Later that year, four other former players told HBO they had received thousands of dollars while being recruited by the Tigers. Chizik refuted that as false news, pure garbage. Auburn president Jay Gogue said athletics director Jay Jacobs would investigate “thoroughly and completely” and that Auburn was committed to “play by the rules.”
That September, the NCAA said it was looking at possible lack of institutional control. In October, Auburn got the “all clear.”
Auburn penalized itself. It stopped recruiting quarterback Jameis Winston. Assistant head coach Trooper Taylor got another slap on the wrist.
Chizik said “I am comforted knowing that the truth always prevails.”
There was no mention of truth when Chizik was eventually fired. Termination was based on losing too many games.
Really bad news was next. In 2013, almost a great year, Selena Roberts, an Auburn alum, former writer for the New York Times and Sports Illustrated, reported an assortment of NCAA violations by Auburn, including but not limited to payment of players and changing grades.
Sources were one of the four arrested for armed robbery and “more than a dozen players” from the championship team. Roberts said 40 Tigers tested positive for drugs.
NCAA president Mark Emmert said it was just a newspaper story.
“We haven’t done anything with that case because we don’t know anything about it.”
Auburn fans think Alabama is somehow behind most of Auburn’s troubles. I think Auburn has a disproportionate total. The current one is almost nothing, a bit of discomfort for Arthur Gustavo Malzahn III. He is 10 months into a seven-year coaching contract worth $49 million.

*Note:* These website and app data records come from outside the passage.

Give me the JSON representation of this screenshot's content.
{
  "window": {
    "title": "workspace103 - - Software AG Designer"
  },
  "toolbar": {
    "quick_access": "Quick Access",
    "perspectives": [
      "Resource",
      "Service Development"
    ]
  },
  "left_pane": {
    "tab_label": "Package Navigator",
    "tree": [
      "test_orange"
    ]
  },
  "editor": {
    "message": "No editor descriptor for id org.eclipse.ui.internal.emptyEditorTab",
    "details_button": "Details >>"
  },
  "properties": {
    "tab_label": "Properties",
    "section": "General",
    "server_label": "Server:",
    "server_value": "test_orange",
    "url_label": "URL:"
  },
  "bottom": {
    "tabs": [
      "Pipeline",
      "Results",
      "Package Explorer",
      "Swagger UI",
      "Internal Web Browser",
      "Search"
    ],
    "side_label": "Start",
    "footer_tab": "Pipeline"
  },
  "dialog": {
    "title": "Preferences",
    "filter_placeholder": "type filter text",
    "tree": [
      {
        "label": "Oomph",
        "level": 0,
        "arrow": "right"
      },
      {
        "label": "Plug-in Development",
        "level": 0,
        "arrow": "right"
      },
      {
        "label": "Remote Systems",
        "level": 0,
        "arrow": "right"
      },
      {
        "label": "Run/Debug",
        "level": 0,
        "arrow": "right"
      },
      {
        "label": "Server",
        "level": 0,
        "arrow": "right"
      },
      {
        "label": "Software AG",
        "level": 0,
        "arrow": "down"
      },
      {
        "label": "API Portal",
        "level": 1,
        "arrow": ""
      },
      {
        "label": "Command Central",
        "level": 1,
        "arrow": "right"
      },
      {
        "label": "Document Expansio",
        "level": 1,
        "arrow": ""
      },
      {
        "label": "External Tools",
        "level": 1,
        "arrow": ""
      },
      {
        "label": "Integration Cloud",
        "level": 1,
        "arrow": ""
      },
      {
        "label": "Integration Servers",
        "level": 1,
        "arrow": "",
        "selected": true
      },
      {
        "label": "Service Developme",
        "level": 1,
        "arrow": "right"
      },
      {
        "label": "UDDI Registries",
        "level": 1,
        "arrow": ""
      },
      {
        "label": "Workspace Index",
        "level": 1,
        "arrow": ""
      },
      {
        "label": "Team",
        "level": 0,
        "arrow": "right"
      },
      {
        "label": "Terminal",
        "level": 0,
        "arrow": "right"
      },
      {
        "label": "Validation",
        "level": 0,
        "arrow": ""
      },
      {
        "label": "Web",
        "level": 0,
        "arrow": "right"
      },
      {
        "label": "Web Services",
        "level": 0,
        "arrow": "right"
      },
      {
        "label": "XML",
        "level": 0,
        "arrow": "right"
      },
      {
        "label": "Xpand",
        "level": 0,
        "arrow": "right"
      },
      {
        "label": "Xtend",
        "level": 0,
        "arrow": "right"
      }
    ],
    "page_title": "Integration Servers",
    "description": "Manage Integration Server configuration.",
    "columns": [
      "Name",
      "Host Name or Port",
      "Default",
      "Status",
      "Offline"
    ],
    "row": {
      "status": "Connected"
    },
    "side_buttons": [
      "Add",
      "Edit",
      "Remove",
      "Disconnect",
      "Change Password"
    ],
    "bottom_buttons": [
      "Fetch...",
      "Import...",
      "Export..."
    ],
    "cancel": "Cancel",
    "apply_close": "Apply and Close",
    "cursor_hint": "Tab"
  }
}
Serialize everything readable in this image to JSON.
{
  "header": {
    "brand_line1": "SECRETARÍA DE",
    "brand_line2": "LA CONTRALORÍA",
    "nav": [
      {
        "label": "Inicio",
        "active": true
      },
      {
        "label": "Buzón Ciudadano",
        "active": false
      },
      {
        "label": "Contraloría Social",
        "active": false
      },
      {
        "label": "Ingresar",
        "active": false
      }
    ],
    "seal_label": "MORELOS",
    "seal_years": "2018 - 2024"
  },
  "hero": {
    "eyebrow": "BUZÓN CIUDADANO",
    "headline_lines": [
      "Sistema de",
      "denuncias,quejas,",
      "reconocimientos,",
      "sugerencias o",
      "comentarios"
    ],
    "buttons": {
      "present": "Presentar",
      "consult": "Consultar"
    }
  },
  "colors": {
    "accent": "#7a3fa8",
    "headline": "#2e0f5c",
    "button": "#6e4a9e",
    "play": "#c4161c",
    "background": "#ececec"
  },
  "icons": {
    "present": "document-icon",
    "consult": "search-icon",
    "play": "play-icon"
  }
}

Personal dilemma: I never liked those who flaunted the rules but I have long liked Auburn. That said, go Vols.
Marvin West invites reader reactions. His address is firstname.lastname@example.org